19 May 2021
Like more than 30 million others around the globe, I’ve succumbed to the phenomenon that is the direct-to-consumer genetic DNA test to discover and confirm my ancestry.
I know the science is somewhat dodgy, but there is something quite magical about spitting in a tube and waiting for the results showing the genealogical patchwork of your origins. My kids were so interested in my results that I recently forked out a few hundred more dollars to have their tests done too.
When I did that, I paused to consider how they might react to the science, rather than the oral stories of their origins. In other words, I stopped to think about whakapapa, and how the quantitative measures at the heart of DNA science take a different approach to the same subject. Like many whānau, we have our own stories of the origins of our green eyes, the red hair that pops up intermittently, and the mākutu, or curse, that explains our familial history of terrible eyesight.
Pretty taken aback, I told him we were there because we were Māori. He laughed, shoved his pale little arm under my nose and said, “Look at me, I’m English.” He’s not English, of course, but in his 5-year-old mind, he had equated his skin colour with his identity. On further probing, he declared that we spent all of our holidays in Hokianga “because the beaches are nice”, not because it has been the ancestral territory of our forebears for over 1000 years.
The visual fact of skin colour is often conflated with the quasi-scientific classification of race. In 1983, African American author Alice Walker coined the term “colorism” (sic) to describe discrimination within ethnic groups on the basis of skin tone – with darker-skinned people generally suffering more significant discrimination than those of fairer appearance. Contemporary colorism is a de facto replacement of formalised race classification in segregated societies such as the Jim Crow South or apartheid South Africa, where light skin could afford its wearer the possibility of “passing” as a white person, with its associated legal, social and economic privileges.
Of course, DNA can apply a scientific lens to identity – “proving” connections between people, or people and conduct. As a true-crime enthusiast, the thrill of whodunits has diminished somewhat with the advent of databases operated by analysts on shows such as CSI. Similarly, family mysteries traditionally solved by poring over handwritten registers and microfiche records has been replaced by a swab or a spit and a quick call to David Lomas.
In the past decade, expat Kiwi patent attorney Barbara Rae-Venter has been instrumental in the development of “genetic genealogy”, using DNA of multiple distant relatives to identify an individual through a combination of science and inference, based on probability and family trees. In 2018 her methodology led to the apprehension of Joseph De Angelo, the “Golden State Killer”, responsible for at least 13 killings and 50 rapes.
The legal, ethical and privacy issues of genetic genealogy have resulted in some of the major genealogy databases forbidding law enforcement from using their material for criminal investigations – although one has made an exception for the identification of violent criminals or human remains. The concern is that, while those who have paid for tests have consented to potential matching of their profiles, their relatives who may have material in enforcement databases have not.

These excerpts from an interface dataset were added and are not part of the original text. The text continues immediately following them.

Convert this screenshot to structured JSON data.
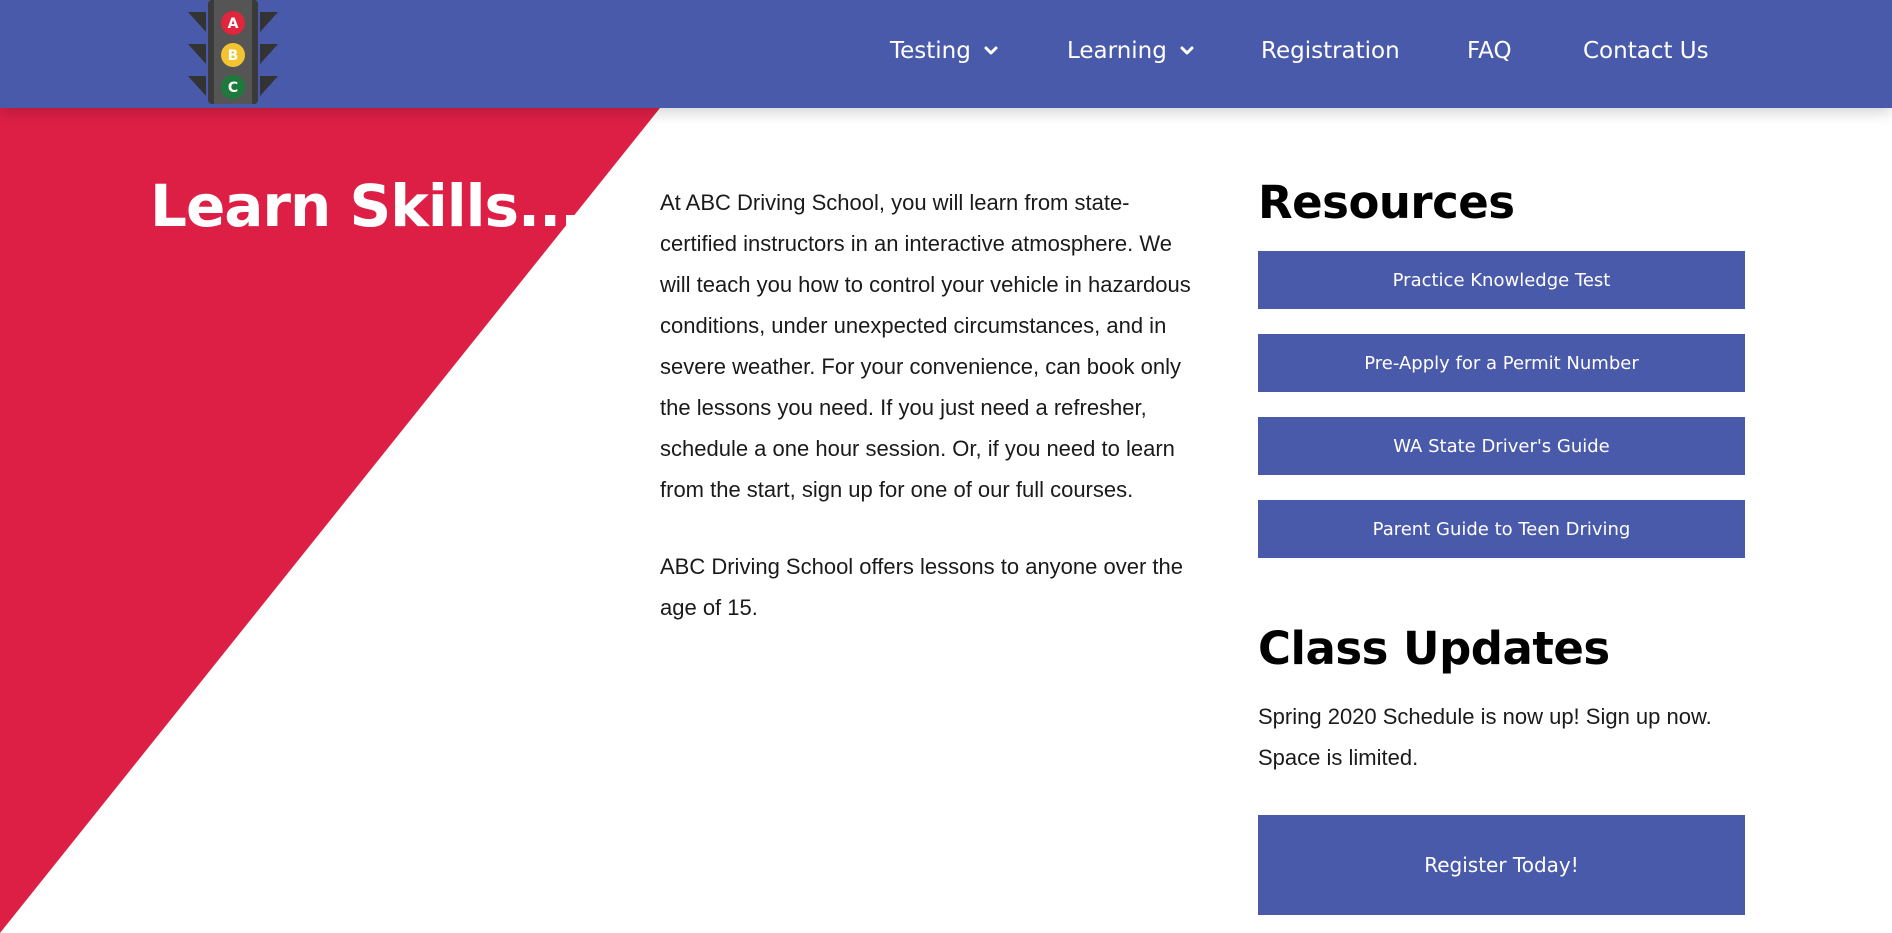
{
  "header": {
    "logo": {
      "icon": "traffic-light-logo",
      "lights": [
        "A",
        "B",
        "C"
      ],
      "colors": [
        "#e0253d",
        "#f4c430",
        "#1e7a3c"
      ]
    },
    "nav": [
      {
        "label": "Testing",
        "has_dropdown": true
      },
      {
        "label": "Learning",
        "has_dropdown": true
      },
      {
        "label": "Registration",
        "has_dropdown": false
      },
      {
        "label": "FAQ",
        "has_dropdown": false
      },
      {
        "label": "Contact Us",
        "has_dropdown": false
      }
    ]
  },
  "hero": {
    "title": "Learn Skills..."
  },
  "main": {
    "paragraphs": [
      "At ABC Driving School, you will learn from state-certified instructors in an interactive atmosphere. We will teach you how to control your vehicle in hazardous conditions, under unexpected circumstances, and in severe weather. For your convenience, can book only the lessons you need. If you just need a refresher, schedule a one hour session. Or, if you need to learn from the start, sign up for one of our full courses.",
      "ABC Driving School offers lessons to anyone over the age of 15."
    ]
  },
  "resources": {
    "heading": "Resources",
    "buttons": [
      "Practice Knowledge Test",
      "Pre-Apply for a Permit Number",
      "WA State Driver's Guide",
      "Parent Guide to Teen Driving"
    ]
  },
  "class_updates": {
    "heading": "Class Updates",
    "text": "Spring 2020 Schedule is now up! Sign up now. Space is limited.",
    "register_label": "Register Today!"
  },
  "colors": {
    "primary": "#4a5aab",
    "accent": "#dd1f45",
    "text": "#1a1a1a"
  }
}
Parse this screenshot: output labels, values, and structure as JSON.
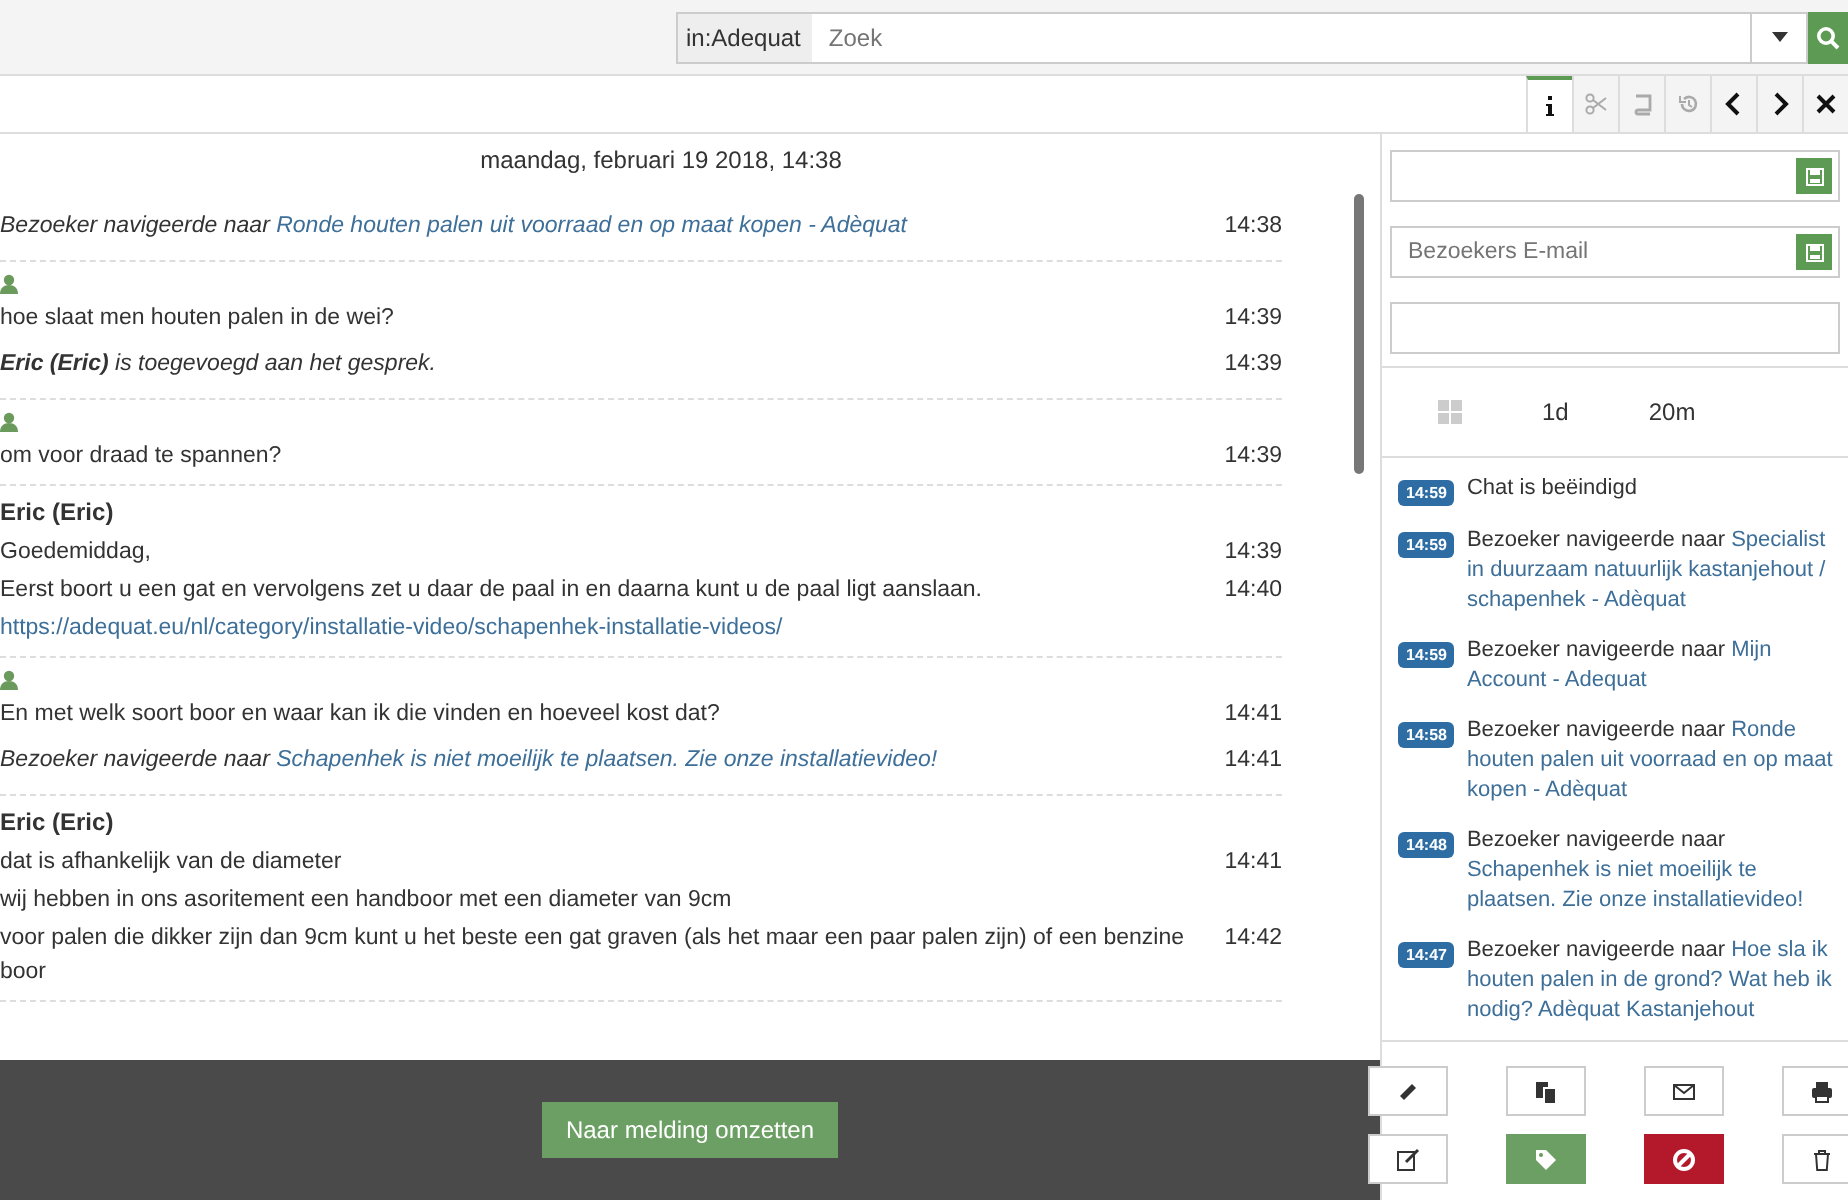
{
  "search": {
    "scope": "in:Adequat",
    "placeholder": "Zoek"
  },
  "toolbar": [
    {
      "selected": true,
      "disabled": false
    },
    {
      "selected": false,
      "disabled": true
    },
    {
      "selected": false,
      "disabled": true
    },
    {
      "selected": false,
      "disabled": true
    },
    {
      "selected": false,
      "disabled": false
    },
    {
      "selected": false,
      "disabled": false
    },
    {
      "selected": false,
      "disabled": false
    }
  ],
  "chat": {
    "date": "maandag, februari 19 2018, 14:38",
    "groups": [
      {
        "kind": "event",
        "lines": [
          {
            "kind": "navigation",
            "text": "Bezoeker navigeerde naar",
            "link": "Ronde houten palen uit voorraad en op maat kopen - Adèquat",
            "time": "14:38"
          }
        ]
      },
      {
        "kind": "visitor",
        "lines": [
          {
            "kind": "text",
            "text": "hoe slaat men houten palen in de wei?",
            "time": "14:39"
          },
          {
            "kind": "join",
            "text": "**Eric (Eric)** is toegevoegd aan het gesprek.",
            "time": "14:39"
          }
        ]
      },
      {
        "kind": "visitor",
        "lines": [
          {
            "kind": "text",
            "text": "om voor draad te spannen?",
            "time": "14:39"
          }
        ]
      },
      {
        "kind": "agent",
        "author": "Eric (Eric)",
        "lines": [
          {
            "kind": "text",
            "text": "Goedemiddag,",
            "time": "14:39"
          },
          {
            "kind": "text",
            "text": "Eerst boort u een gat en vervolgens zet u daar de paal in en daarna kunt u de paal ligt aanslaan.",
            "time": "14:40"
          },
          {
            "kind": "url",
            "text": "https://adequat.eu/nl/category/installatie-video/schapenhek-installatie-videos/"
          }
        ]
      },
      {
        "kind": "visitor",
        "lines": [
          {
            "kind": "text",
            "text": "En met welk soort boor en waar kan ik die vinden en hoeveel kost dat?",
            "time": "14:41"
          },
          {
            "kind": "navigation",
            "text": "Bezoeker navigeerde naar",
            "link": "Schapenhek is niet moeilijk te plaatsen. Zie onze installatievideo!",
            "time": "14:41"
          }
        ]
      },
      {
        "kind": "agent",
        "author": "Eric (Eric)",
        "lines": [
          {
            "kind": "text",
            "text": "dat is afhankelijk van de diameter",
            "time": "14:41"
          },
          {
            "kind": "text",
            "text": "wij hebben in ons asoritement een handboor met een diameter van 9cm"
          },
          {
            "kind": "text",
            "text": "voor palen die dikker zijn dan 9cm kunt u het beste een gat graven (als het maar een paar palen zijn) of een benzine boor",
            "time": "14:42"
          }
        ]
      }
    ]
  },
  "convert_button": "Naar melding omzetten",
  "fields": [
    {
      "save": true
    },
    {
      "placeholder": "Bezoekers E-mail",
      "save": true
    },
    {
      "save": false
    }
  ],
  "stats": [
    "1d",
    "20m"
  ],
  "timeline": [
    {
      "time": "14:59",
      "text": "Chat is beëindigd"
    },
    {
      "time": "14:59",
      "text": "Bezoeker navigeerde naar",
      "link": "Specialist in duurzaam natuurlijk kastanjehout / schapenhek - Adèquat"
    },
    {
      "time": "14:59",
      "text": "Bezoeker navigeerde naar",
      "link": "Mijn Account - Adequat"
    },
    {
      "time": "14:58",
      "text": "Bezoeker navigeerde naar",
      "link": "Ronde houten palen uit voorraad en op maat kopen - Adèquat"
    },
    {
      "time": "14:48",
      "text": "Bezoeker navigeerde naar",
      "link": "Schapenhek is niet moeilijk te plaatsen. Zie onze installatievideo!"
    },
    {
      "time": "14:47",
      "text": "Bezoeker navigeerde naar",
      "link": "Hoe sla ik houten palen in de grond? Wat heb ik nodig? Adèquat Kastanjehout"
    }
  ],
  "actions": [
    {
      "kind": "plain"
    },
    {
      "kind": "plain"
    },
    {
      "kind": "plain"
    },
    {
      "kind": "plain"
    },
    {
      "kind": "plain"
    },
    {
      "kind": "success"
    },
    {
      "kind": "danger"
    },
    {
      "kind": "plain"
    }
  ]
}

Despite these issues, DNA tests are a bit of fun – allowing us to pore over the match charts, respond to random messages from all over the world, and figure out the likely relationships determined by shared percentages. The latter is complicated, and after a couple of weeks we gave up and resorted back to the traditional Māori terminology of bro, cuz, aunty and uncle – labels that fit almost every linkage known to humankind.
Meanwhile, my daughters are eagerly awaiting their own test results, particularly to see how the random allocation of DNA from the same parents can lead to different individual proportions. Their brother is less excited, and reminds them that we also share nearly half our genes with bananas.
My response to him was to emphasise the importance of connection – and this reminded me of one of my favourite proverbs about whakapapa, from Fiji – that a kitten born in a banana plantation is not a banana.